Jan. 8 (Bloomberg) -- Electricity from Lithuanian wind turbines started trading on the Nord Pool Spot Exchange after the Energy Ministry authorized state-controlled Lietuvos Energija AB to buy up power from local producers.
Trading started today on the exchange, which is owned by Nordic and Baltic transmission system operators, the ministry in the Lithuanian capital, Vilnius, said on its website. Lietuvos Energija’s role is temporary, pending a public tender to choose a permanent wind power intermediary, it said.
“All produced wind power will be offered to the market,” the Vilnius-based company said in on its own website. “That will ensure transparency, encourage the development of a free market and strengthen the role of the exchange.”
Installed wind power capacity in Lithuania may double to 500 megawatts by 2015, the Baltic nation’s wind energy association said in November.
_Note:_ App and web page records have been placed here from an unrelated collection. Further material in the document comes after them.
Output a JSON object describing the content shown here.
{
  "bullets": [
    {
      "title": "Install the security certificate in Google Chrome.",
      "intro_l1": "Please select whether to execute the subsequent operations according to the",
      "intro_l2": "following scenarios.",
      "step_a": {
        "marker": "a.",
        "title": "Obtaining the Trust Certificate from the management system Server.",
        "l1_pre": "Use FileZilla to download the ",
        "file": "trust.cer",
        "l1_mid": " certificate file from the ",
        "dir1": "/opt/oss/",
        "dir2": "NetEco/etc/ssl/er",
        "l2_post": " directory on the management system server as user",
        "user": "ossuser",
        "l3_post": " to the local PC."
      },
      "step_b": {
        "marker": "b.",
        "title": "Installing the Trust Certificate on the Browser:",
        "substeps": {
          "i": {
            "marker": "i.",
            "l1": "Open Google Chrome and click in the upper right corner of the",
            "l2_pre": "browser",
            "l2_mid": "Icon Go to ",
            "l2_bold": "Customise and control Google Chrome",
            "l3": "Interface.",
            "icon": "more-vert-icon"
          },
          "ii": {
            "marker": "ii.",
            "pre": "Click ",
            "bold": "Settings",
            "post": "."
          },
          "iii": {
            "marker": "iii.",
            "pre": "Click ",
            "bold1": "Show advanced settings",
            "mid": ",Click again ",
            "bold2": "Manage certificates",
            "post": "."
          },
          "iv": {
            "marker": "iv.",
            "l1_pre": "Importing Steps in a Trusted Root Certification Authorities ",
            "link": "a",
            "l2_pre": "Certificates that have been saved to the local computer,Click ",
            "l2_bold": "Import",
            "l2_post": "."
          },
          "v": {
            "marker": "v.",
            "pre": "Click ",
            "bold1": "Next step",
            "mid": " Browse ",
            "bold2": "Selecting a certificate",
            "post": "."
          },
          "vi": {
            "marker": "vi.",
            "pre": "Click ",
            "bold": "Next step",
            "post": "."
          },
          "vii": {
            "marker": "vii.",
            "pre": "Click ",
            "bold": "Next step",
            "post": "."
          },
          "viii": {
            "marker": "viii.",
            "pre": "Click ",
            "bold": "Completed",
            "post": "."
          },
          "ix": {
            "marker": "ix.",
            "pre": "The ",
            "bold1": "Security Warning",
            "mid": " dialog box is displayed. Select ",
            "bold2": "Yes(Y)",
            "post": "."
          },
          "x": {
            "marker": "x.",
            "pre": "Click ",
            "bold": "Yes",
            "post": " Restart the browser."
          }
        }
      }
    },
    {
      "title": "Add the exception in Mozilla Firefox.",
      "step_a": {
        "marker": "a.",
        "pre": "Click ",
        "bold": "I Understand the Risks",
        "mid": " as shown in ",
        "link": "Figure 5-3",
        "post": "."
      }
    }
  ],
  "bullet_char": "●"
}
The expansion will help the country reduce its reliance on Russian electricity imports and offset a shortfall caused by the closure of nuclear capacity.
Grid operator Litgrid AB said it would publish aggregate Lithuanian wind power production plans daily by 10 a.m. in Vilnius on its website.
To contact the reporter on this story: Bryan Bradley in Vilnius at email@example.com
To contact the editor responsible for this story: Balazs Penz at firstname.lastname@example.org